Both companies have contested the claim.

The bureau had adopted European standards for bottled water in July, after a similar controversy.

At today’s meeting, the bureau considered proposals that European standards should apply to soft drinks since norms for drinking water and all water used in food products would be aligned to those standards. But no decision was taken, sources said.

Even if the bureau were to take a decision, the standards set by it are optional. Licences for carbonated beverages are issued by the ministry of food processing under different rules.

A notification last month had revised norms for bottled water to match European standards. These rules will come into effect from January.

The Prevention of Food Adulteration Act rules that cover soft drinks merely say that the water used should be “potable” without providing a legally binding definition of potable water.

The controversy over soft drinks has been accompanied by allegations of high toxic metal content in the sludge that comes out of some of Coca-Cola’s bottling plants.

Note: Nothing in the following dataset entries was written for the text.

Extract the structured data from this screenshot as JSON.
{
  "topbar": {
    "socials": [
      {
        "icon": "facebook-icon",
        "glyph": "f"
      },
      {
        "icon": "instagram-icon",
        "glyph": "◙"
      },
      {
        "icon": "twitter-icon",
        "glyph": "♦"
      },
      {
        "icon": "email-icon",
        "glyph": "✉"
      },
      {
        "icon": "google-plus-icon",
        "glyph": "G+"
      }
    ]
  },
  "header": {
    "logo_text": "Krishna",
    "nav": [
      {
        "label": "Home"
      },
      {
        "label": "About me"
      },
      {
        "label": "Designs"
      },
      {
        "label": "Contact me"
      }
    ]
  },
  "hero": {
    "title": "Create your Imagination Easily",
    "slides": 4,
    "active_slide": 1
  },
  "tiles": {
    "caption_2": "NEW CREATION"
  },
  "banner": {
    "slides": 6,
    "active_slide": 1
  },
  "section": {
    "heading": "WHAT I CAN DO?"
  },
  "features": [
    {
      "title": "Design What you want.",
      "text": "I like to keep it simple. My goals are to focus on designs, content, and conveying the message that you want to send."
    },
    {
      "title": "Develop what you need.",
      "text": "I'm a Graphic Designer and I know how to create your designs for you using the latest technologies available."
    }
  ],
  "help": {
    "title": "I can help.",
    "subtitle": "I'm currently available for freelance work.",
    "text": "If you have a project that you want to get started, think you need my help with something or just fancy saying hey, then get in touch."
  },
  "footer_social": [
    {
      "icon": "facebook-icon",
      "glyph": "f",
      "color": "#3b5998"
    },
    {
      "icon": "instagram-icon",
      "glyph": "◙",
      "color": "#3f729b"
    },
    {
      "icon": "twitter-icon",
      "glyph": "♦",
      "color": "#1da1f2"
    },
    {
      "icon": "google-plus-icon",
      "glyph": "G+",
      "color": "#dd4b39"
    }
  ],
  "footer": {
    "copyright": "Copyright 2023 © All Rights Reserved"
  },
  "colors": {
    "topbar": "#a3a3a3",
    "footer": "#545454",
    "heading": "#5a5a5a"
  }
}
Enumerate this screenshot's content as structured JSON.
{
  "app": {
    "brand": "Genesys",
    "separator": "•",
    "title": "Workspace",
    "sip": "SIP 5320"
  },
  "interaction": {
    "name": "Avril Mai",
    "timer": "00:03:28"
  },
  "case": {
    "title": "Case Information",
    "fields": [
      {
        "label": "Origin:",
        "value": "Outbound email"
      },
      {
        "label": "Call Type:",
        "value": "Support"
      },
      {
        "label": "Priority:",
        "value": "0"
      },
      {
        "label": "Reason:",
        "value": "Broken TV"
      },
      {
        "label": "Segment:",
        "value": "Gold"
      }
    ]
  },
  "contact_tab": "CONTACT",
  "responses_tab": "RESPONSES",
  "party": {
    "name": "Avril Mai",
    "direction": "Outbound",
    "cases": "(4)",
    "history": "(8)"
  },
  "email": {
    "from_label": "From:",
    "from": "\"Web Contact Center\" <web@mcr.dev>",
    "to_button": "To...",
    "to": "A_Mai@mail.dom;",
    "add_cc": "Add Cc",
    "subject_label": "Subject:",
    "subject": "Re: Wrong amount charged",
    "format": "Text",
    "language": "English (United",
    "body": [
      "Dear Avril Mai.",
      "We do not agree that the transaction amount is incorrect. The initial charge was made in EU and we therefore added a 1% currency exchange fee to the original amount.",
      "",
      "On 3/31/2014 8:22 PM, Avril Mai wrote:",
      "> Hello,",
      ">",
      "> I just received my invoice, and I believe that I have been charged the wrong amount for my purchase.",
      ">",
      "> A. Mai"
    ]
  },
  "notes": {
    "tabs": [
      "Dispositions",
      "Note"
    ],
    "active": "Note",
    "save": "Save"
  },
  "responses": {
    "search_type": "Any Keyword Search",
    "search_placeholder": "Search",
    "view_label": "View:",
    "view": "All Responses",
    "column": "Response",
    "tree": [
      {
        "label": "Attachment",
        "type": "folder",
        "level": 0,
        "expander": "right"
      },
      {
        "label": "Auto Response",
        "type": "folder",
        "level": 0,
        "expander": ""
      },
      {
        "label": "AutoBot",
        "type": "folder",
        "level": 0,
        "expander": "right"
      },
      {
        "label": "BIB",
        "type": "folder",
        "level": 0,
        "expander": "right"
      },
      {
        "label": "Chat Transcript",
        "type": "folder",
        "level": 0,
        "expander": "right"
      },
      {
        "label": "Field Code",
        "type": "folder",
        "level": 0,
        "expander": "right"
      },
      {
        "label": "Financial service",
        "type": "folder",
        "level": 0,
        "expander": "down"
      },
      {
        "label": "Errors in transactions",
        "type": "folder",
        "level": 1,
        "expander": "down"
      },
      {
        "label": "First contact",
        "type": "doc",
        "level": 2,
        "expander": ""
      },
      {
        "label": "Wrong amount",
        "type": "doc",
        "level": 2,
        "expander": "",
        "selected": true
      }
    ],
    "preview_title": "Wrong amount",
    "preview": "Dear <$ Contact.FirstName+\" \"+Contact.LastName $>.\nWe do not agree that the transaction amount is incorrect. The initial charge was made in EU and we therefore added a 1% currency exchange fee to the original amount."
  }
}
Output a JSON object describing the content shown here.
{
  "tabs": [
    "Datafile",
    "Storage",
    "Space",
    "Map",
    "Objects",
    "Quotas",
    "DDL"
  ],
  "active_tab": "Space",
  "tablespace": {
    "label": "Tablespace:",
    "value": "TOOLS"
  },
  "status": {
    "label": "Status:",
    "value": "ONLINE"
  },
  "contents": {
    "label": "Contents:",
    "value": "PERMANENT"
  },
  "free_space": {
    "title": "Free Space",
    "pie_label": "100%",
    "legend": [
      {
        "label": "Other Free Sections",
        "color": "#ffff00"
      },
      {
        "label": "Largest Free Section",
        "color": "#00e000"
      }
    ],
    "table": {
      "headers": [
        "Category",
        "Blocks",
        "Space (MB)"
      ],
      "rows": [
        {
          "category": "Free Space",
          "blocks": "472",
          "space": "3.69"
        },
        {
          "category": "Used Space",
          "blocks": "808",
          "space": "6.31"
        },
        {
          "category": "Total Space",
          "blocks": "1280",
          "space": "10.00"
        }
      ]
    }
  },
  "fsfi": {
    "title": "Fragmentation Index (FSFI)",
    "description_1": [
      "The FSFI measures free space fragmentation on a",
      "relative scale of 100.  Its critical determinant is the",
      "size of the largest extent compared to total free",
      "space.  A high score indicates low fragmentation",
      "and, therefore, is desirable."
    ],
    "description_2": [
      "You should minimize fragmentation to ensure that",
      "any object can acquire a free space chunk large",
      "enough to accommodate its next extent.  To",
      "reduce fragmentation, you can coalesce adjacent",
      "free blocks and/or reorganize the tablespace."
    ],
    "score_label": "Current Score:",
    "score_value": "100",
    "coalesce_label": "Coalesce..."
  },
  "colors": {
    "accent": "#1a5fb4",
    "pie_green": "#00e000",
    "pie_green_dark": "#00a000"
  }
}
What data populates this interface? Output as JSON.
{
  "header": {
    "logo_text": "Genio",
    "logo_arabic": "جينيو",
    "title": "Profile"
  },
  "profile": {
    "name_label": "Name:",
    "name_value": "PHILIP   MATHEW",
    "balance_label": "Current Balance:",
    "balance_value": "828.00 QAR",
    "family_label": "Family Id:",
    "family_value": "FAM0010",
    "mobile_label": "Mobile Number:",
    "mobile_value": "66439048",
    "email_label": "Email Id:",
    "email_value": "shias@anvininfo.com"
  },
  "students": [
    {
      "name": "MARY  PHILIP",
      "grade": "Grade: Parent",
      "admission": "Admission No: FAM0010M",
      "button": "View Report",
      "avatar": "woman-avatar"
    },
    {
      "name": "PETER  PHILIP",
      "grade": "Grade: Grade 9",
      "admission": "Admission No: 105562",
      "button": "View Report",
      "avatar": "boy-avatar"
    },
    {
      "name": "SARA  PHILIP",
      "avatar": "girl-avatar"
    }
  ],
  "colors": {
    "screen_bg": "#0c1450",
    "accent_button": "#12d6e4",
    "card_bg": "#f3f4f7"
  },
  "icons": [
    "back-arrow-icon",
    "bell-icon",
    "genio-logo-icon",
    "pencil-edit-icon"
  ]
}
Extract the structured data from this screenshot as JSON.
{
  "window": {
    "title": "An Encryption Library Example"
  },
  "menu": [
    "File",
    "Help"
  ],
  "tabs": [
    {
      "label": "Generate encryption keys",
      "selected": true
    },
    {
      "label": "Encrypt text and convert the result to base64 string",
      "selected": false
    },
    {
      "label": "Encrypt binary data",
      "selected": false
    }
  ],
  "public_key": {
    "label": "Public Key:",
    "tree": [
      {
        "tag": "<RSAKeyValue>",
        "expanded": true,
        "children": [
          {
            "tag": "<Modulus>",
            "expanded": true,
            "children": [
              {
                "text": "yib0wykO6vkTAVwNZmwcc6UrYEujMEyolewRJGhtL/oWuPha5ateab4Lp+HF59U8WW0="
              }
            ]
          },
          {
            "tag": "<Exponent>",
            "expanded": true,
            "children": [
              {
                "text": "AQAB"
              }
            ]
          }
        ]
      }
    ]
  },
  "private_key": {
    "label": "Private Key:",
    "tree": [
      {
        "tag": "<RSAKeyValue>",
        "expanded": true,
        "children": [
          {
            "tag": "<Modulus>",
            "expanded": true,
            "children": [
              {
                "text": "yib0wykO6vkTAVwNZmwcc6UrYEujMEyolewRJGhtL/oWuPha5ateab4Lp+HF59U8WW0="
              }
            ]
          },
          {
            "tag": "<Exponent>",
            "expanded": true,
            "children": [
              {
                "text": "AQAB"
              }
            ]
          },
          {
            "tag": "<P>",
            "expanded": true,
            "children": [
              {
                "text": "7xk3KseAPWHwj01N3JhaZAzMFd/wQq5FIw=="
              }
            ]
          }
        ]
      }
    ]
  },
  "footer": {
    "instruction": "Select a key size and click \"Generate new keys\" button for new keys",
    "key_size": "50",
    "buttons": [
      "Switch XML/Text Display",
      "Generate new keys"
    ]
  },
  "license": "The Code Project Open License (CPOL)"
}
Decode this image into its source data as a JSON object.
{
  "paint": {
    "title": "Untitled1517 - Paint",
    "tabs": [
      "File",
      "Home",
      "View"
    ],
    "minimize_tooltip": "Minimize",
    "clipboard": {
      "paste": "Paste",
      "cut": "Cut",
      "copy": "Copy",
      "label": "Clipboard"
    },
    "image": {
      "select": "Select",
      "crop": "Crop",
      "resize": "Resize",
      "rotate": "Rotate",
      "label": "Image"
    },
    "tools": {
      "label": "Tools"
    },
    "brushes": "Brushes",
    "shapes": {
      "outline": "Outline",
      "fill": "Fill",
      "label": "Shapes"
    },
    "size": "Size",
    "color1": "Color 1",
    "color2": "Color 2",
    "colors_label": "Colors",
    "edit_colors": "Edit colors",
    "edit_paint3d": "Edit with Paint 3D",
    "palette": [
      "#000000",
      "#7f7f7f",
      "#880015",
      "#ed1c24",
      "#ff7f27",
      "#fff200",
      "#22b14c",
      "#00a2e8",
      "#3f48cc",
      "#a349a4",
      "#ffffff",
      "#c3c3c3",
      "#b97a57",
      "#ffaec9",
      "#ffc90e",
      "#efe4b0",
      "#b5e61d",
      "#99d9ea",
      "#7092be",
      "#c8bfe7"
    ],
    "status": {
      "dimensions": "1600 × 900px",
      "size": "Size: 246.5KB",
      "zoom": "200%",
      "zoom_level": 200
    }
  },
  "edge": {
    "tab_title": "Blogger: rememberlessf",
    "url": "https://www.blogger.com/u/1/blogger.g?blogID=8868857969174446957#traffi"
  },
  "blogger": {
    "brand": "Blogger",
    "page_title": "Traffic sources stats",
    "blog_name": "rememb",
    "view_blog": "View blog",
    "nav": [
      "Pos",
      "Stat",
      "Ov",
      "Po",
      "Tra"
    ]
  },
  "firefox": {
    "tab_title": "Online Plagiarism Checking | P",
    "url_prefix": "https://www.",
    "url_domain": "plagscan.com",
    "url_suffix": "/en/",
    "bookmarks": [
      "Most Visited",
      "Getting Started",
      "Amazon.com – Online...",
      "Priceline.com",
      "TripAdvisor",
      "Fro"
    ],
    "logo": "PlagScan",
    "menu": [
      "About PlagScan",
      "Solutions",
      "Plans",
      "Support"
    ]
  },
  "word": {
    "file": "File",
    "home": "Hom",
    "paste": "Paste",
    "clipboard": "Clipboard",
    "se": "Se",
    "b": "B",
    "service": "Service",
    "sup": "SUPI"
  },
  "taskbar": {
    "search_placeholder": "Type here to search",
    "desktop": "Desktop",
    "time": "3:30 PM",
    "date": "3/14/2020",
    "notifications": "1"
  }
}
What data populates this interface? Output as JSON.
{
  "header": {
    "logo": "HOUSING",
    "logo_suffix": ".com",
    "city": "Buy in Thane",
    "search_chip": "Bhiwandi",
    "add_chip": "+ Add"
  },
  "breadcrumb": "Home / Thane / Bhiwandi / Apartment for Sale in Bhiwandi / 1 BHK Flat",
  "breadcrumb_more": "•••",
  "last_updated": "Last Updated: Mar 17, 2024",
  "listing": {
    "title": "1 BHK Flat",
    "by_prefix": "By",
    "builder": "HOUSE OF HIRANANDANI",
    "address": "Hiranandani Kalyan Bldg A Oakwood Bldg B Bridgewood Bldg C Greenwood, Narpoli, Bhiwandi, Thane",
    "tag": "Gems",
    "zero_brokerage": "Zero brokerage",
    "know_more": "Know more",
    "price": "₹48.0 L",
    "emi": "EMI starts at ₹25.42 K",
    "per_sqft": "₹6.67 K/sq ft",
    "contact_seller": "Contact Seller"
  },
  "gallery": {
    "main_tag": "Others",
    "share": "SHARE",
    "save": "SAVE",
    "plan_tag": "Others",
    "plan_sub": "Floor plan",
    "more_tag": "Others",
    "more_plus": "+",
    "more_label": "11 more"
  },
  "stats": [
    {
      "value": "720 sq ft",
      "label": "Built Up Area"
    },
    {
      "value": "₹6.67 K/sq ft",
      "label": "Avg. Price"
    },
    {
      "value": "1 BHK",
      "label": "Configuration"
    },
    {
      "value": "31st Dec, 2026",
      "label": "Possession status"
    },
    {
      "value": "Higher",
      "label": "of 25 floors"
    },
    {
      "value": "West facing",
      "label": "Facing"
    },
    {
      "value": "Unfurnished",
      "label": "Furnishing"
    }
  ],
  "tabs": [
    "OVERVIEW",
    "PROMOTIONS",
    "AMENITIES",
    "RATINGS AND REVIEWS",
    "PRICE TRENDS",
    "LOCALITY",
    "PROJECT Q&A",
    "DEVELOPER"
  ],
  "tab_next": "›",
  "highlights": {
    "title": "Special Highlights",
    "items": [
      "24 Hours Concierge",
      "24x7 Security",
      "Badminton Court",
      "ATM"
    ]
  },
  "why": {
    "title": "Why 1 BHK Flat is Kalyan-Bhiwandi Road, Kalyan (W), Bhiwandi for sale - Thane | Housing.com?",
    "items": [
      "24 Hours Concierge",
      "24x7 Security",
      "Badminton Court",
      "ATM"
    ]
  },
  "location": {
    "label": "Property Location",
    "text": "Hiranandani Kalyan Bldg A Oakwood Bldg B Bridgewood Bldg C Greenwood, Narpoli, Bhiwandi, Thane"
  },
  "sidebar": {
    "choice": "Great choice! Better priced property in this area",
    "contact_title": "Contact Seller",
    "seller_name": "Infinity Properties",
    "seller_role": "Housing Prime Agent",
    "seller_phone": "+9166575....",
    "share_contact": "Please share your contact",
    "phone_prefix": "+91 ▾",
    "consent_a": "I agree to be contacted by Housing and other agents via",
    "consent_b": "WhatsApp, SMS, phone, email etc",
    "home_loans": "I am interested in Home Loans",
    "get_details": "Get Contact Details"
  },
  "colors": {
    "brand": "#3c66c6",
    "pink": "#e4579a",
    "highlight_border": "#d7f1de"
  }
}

In a damage-control exercise, Coke brought over an environment expert from the US, who is a consultant to the company, to meet Indian officials.

Accompanied by a battery of senior officials responsible for the company’s India operations, Harry J. Ott called on officials at the Central Pollution Control Board and the ministry of environment.

Ott also met officials of the West Bengal Pollution Control Board last week. “The Coke team had visited our office. The discussions revolved around the high proportion of toxic metals found in the sludge,” confirmed board chairman Hirak Ghosh.

The board had found “significant amounts” of lead and cadmium in the sludge from all the three plants at Jalpaiguri, Taratala and Dankuni.

The Coke team made an hour-long presentation emphasising the company’s adherence to international standards. But the presentation remained silent on the board’s findings.

After a string of negative news, Coke today received a clean chit from Kerala, where the sludge controversy broke. Health director V.K. Rajan was quoted by PTI as saying there was no pesticide content in drinks samples tested at a government lab.

Top
Email This Page